Q: What challenges did you face during your transition, and how did you overcome them?
Amber Rodgers: I initially struggled with not feeling busy enough, I was overwhelmed during active duty and trying to be present for my family, and then it all stopped when I got out. I couldn’t remember when I’d only worked an 8hr day. I focused on spending that “extra” time with my family, being outside, and finding hobbies.
Angela Burd: My greatest challenge was transitioning from being a leader and expert in my field to starting over and learning civilian aspects of the workforce. I needed to recognize that I would not initially come into the workforce at the “rank” I previously held; that I needed to establish myself as a valuable employee and learn, grow, and challenge myself to work toward new goals.
Jerome Simmons: The first challenge I faced was not being in charge anymore. I did a lot of cycling and CrossFit to take my mind off the pressure of not leading Soldiers!

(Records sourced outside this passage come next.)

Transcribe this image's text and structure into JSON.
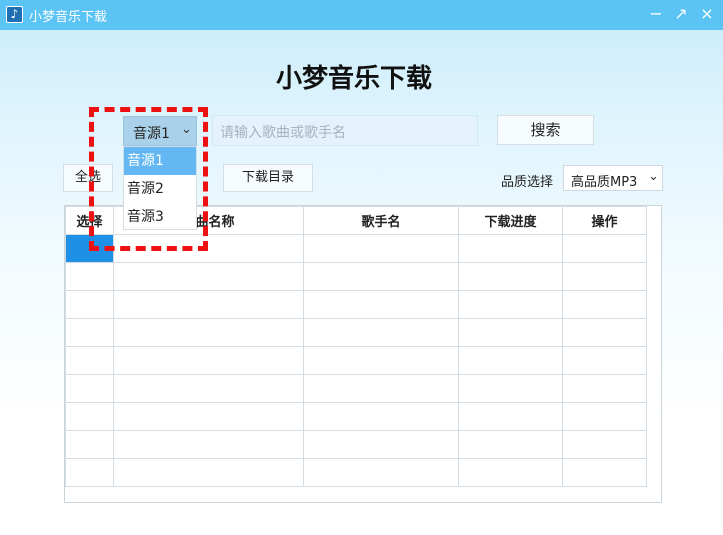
{
  "window": {
    "title": "小梦音乐下载",
    "icon": "music-note-icon",
    "controls": {
      "minimize": "−",
      "maximize": "↗",
      "close": "×"
    }
  },
  "heading": "小梦音乐下载",
  "search": {
    "source_selected": "音源1",
    "source_options": [
      "音源1",
      "音源2",
      "音源3"
    ],
    "placeholder": "请输入歌曲或歌手名",
    "button_label": "搜索"
  },
  "toolbar": {
    "select_all_label": "全选",
    "download_dir_label": "下载目录",
    "quality_label": "品质选择",
    "quality_selected": "高品质MP3"
  },
  "table": {
    "headers": [
      "选择",
      "歌曲名称",
      "歌手名",
      "下载进度",
      "操作"
    ],
    "row_count": 9,
    "selected_row": 0
  },
  "colors": {
    "titlebar": "#5cc4f4",
    "accent": "#1e90e6",
    "dropdown_active": "#63b8f3",
    "highlight": "#ee1111"
  }
}
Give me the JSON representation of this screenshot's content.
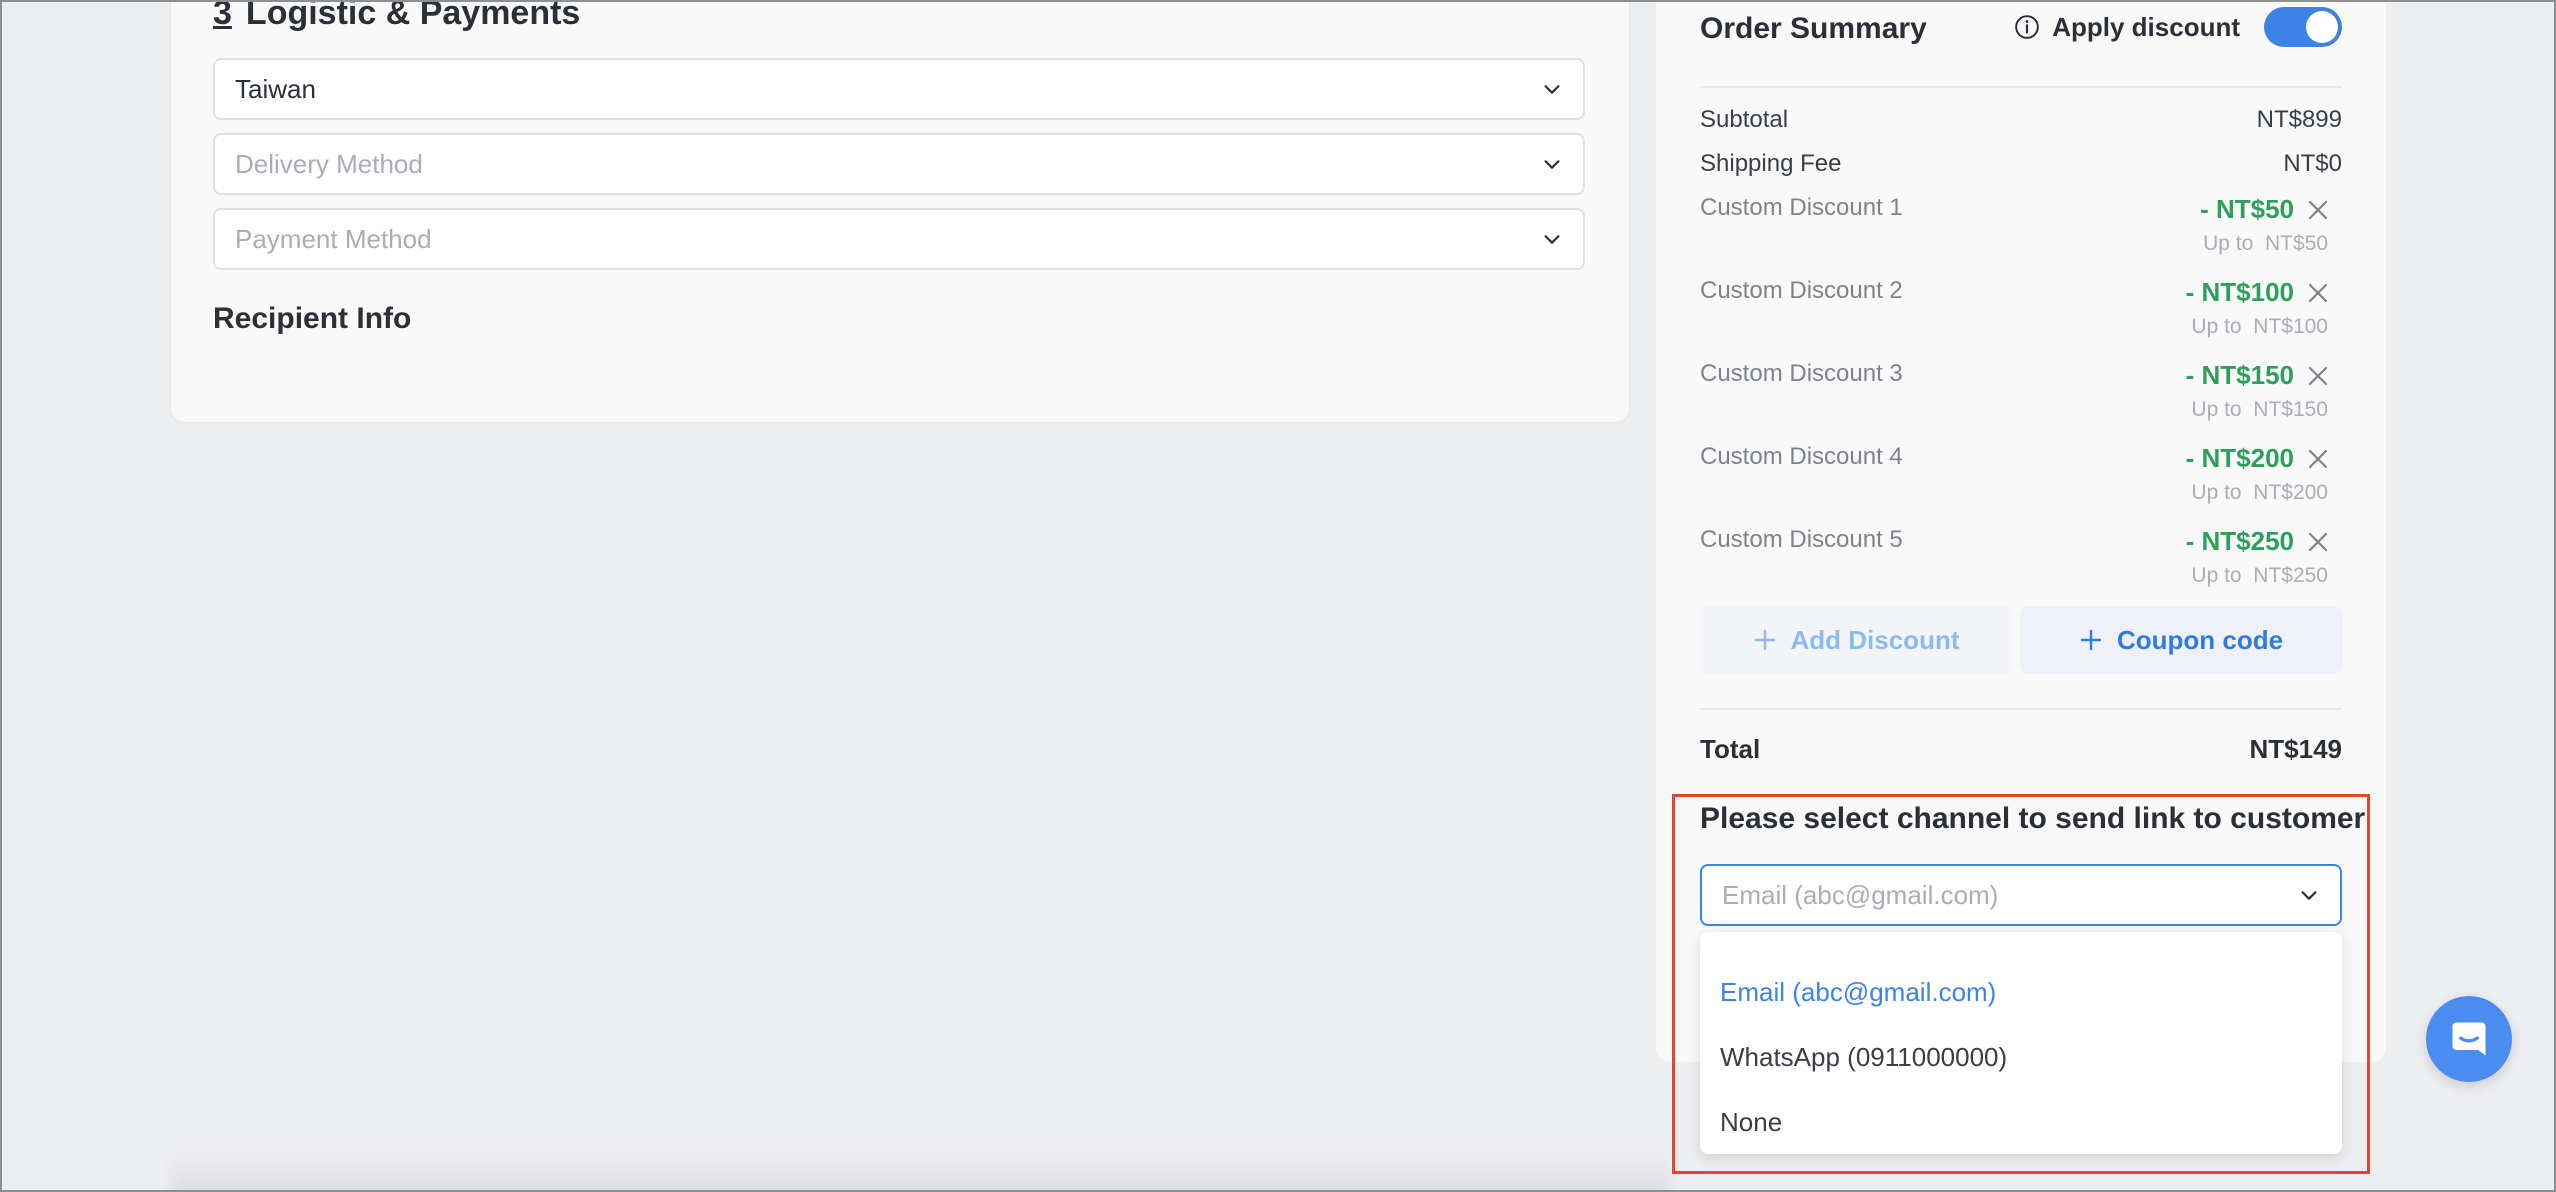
{
  "logistics": {
    "section_number": "3",
    "title": "Logistic & Payments",
    "country_value": "Taiwan",
    "delivery_placeholder": "Delivery Method",
    "payment_placeholder": "Payment Method",
    "recipient_title": "Recipient Info"
  },
  "order_summary": {
    "title": "Order Summary",
    "apply_discount_label": "Apply discount",
    "apply_discount_on": true,
    "subtotal_label": "Subtotal",
    "subtotal_value": "NT$899",
    "shipping_label": "Shipping Fee",
    "shipping_value": "NT$0",
    "discounts": [
      {
        "name": "Custom Discount 1",
        "amount": "- NT$50",
        "upto_label": "Up to",
        "upto_value": "NT$50"
      },
      {
        "name": "Custom Discount 2",
        "amount": "- NT$100",
        "upto_label": "Up to",
        "upto_value": "NT$100"
      },
      {
        "name": "Custom Discount 3",
        "amount": "- NT$150",
        "upto_label": "Up to",
        "upto_value": "NT$150"
      },
      {
        "name": "Custom Discount 4",
        "amount": "- NT$200",
        "upto_label": "Up to",
        "upto_value": "NT$200"
      },
      {
        "name": "Custom Discount 5",
        "amount": "- NT$250",
        "upto_label": "Up to",
        "upto_value": "NT$250"
      }
    ],
    "add_discount_label": "Add Discount",
    "coupon_label": "Coupon code",
    "total_label": "Total",
    "total_value": "NT$149"
  },
  "channel": {
    "title": "Please select channel to send link to customer",
    "placeholder": "Email (abc@gmail.com)",
    "options": [
      "Email (abc@gmail.com)",
      "WhatsApp (0911000000)",
      "None"
    ],
    "selected_index": 0
  },
  "colors": {
    "accent": "#3b83e6",
    "discount_green": "#2e9e5b",
    "highlight_red": "#e8432d"
  }
}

Q: How do you think your military experience has prepared you for your role at Magellan Federal?
Amber Rodgers: The military prepared me to lead people, problem-solve, and think strategically.

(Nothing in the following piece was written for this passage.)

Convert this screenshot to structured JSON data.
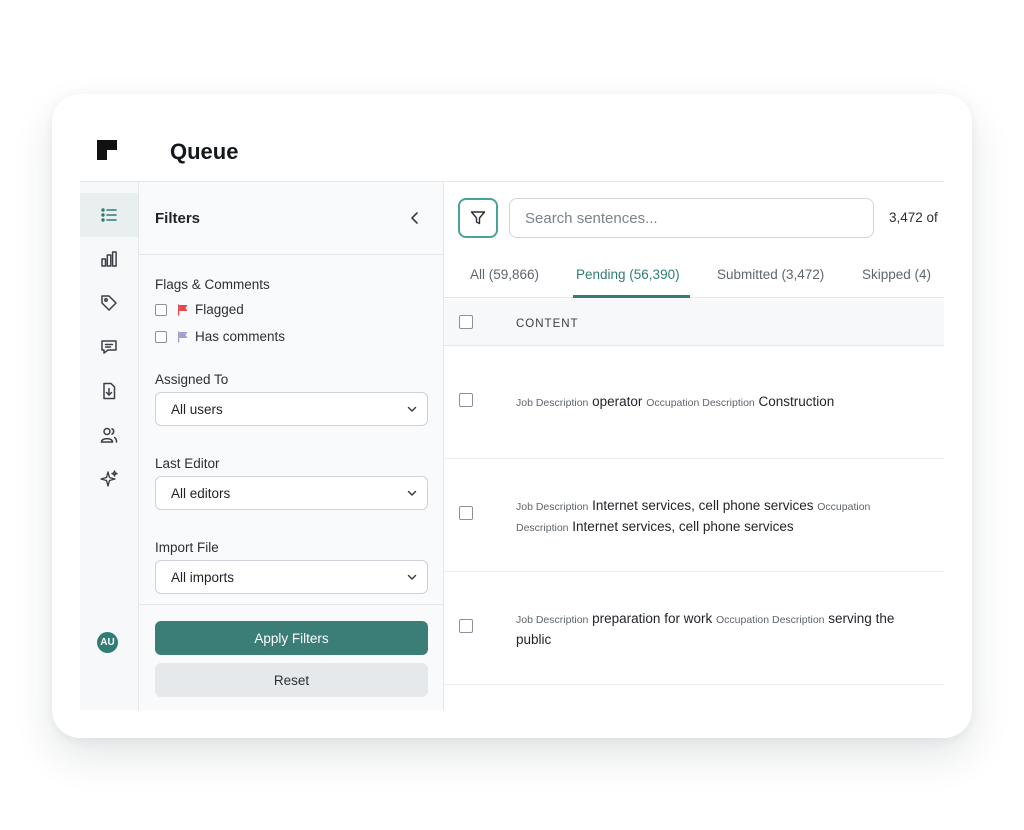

Angela Burd: I can appreciate the mission and recognize the value of Magellan Federal from the angle of the service member. Additionally, I recruit Military and Family Life Counselors. I feel that my prior service lends to the credibility of who we are and what we do. I appreciate the counselors because so many times throughout my years of service, I now recognize that I could have used an MFLC!
Jerome Simmons: My experience with the Army has made it easy for me to network with Green Suiters (Army) and other organizations on the installation.

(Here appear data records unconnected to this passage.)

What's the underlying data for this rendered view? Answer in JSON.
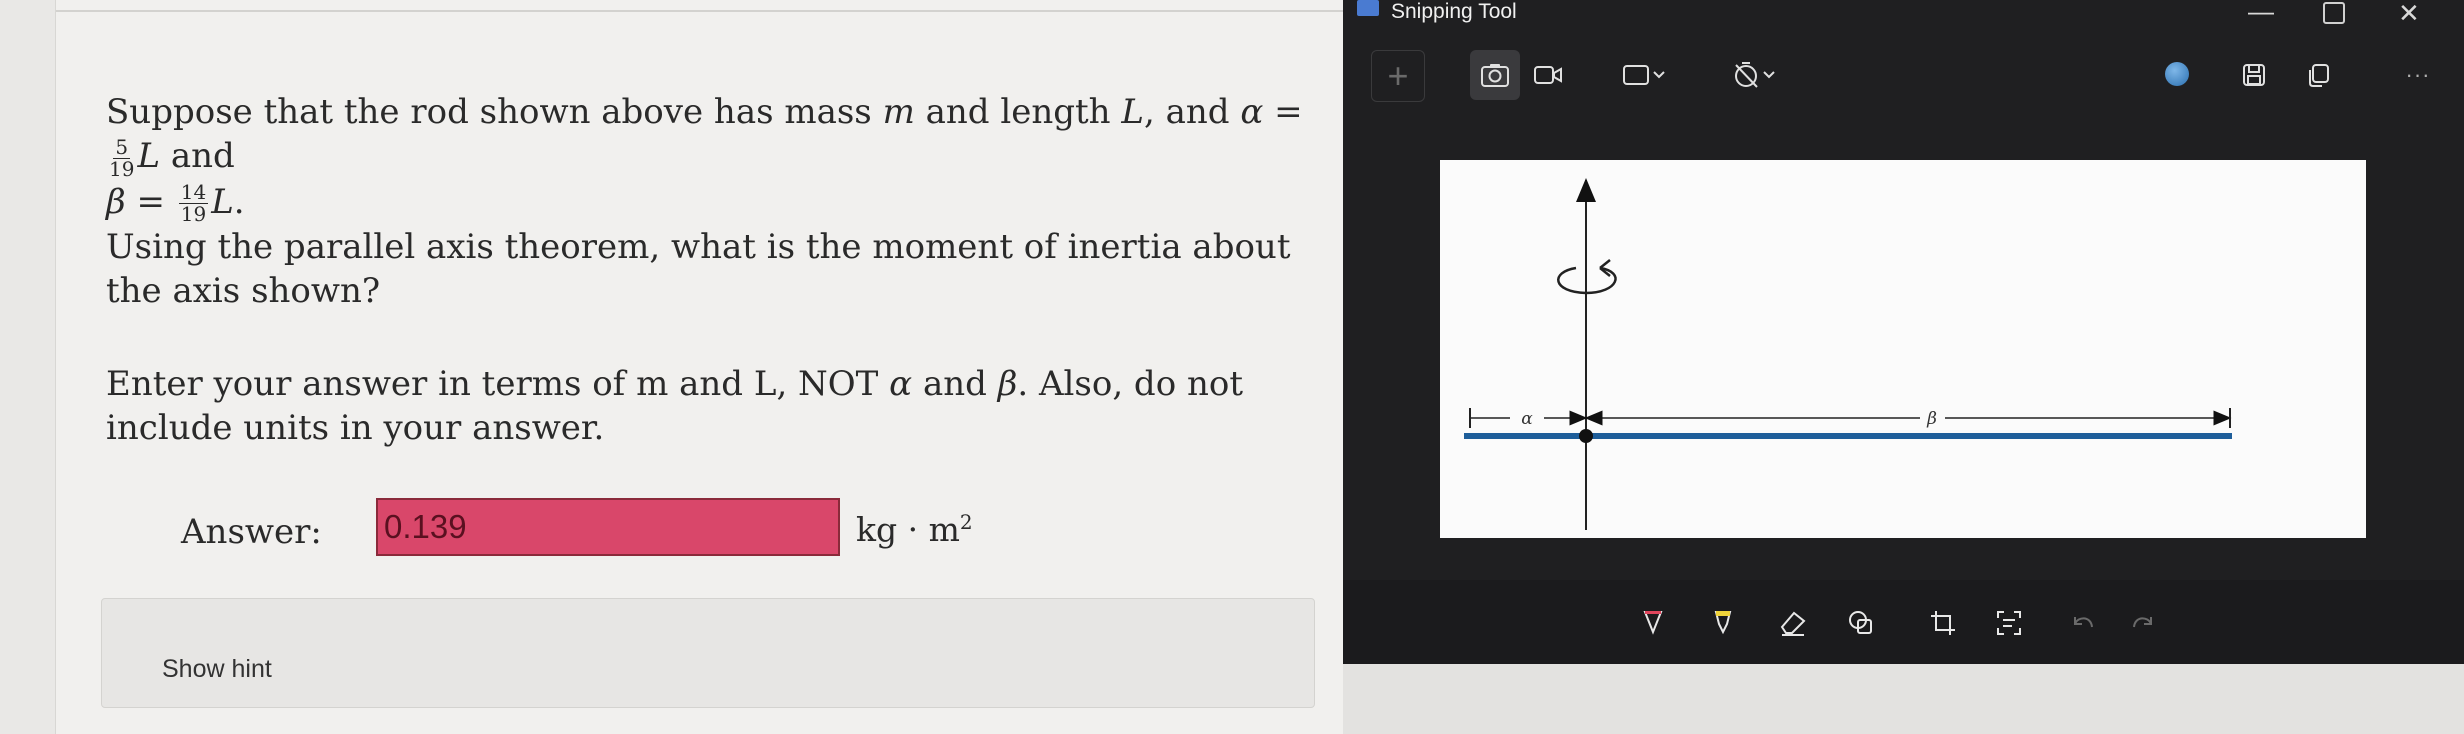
{
  "quiz": {
    "p1": {
      "t1": "Suppose that the rod shown above has mass ",
      "m": "m",
      "t2": " and length ",
      "L1": "L",
      "t3": ", and ",
      "alpha": "α",
      "eq": " = ",
      "alpha_num": "5",
      "alpha_den": "19",
      "L2": "L",
      "t4": " and",
      "beta": "β",
      "beta_num": "14",
      "beta_den": "19",
      "L3": "L",
      "t5": "."
    },
    "p2": "Using the parallel axis theorem, what is the moment of inertia about the axis shown?",
    "p3": {
      "t1": "Enter your answer in terms of m and L, NOT ",
      "alpha": "α",
      "t2": " and ",
      "beta": "β",
      "t3": ". Also, do not include units in your answer."
    },
    "answer_label": "Answer:",
    "answer_value": "0.139",
    "unit": "kg · m",
    "unit_exp": "2",
    "hint_label": "Show hint"
  },
  "snipping_tool": {
    "title": "Snipping Tool",
    "new_label": "+",
    "more_label": "···",
    "win_min": "—",
    "win_close": "✕",
    "diagram": {
      "alpha_label": "α",
      "beta_label": "β"
    }
  },
  "colors": {
    "answer_bg": "#d9476a",
    "rod": "#1e5e9a",
    "snip_bg": "#1f1f21"
  }
}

Q: What skills did you learn in the military that you feel are particularly valuable in your current position?
Amber Rodgers: Time management, setting goals, communicating expectations, giving and receiving feedback, and accountability.
Angela Burd: Adaptability. I have learned to make the best of plans but be ready at any time for a change in mission. All candidates are different and the ability to adapt can assist in keeping great candidates interested in our roles and ultimately filling our ranks with the right employees to serve our service members and their families.
Jerome Simmons: Leading and patience are two great skills that I’ve learned.
Q7: How do you stay connected with the military community while working in a civilian role?
Amber Rodgers: I serve in the Air National Guard.
Angela Burd: I had a great bond with my team of Soldiers, my leadership, and their families. Many have become lifelong friends who still come to me for advice from when I was in their positions. It is a great feeling to know that my work remains valued and worthy of recognition even after being gone for two years.
Jerome Simmons: I have a ton of old Soldiers, civilians, and leaders that stay in touch with me monthly for mentorship and mentee.
Q8: What advice would you give to someone who is currently transitioning from military to civilian life?
Amber Rodgers: Acknowledge that “it’s different,” normalize the transition of old habits, and explore how to build new habits. Find the similarities and find excitement in the differences. Take time for yourself and recognize that this is a transition for your family, too, don’t forget them!
Angela Burd: Start planning early. Set attainable goals for yourself with realistic timelines. Include your family in your plans. Ask questions, build connections, and network! Be realistic about what you want in a role. You may fail a time or two and need to reassess your goals, but that’s OK! The military community is always there to pick you up, and your training taught you to be resilient so you will eventually succeed!
Jerome Simmons: Please, please establish some type of support channel, whether it be military or civilian, that would push and motivate you!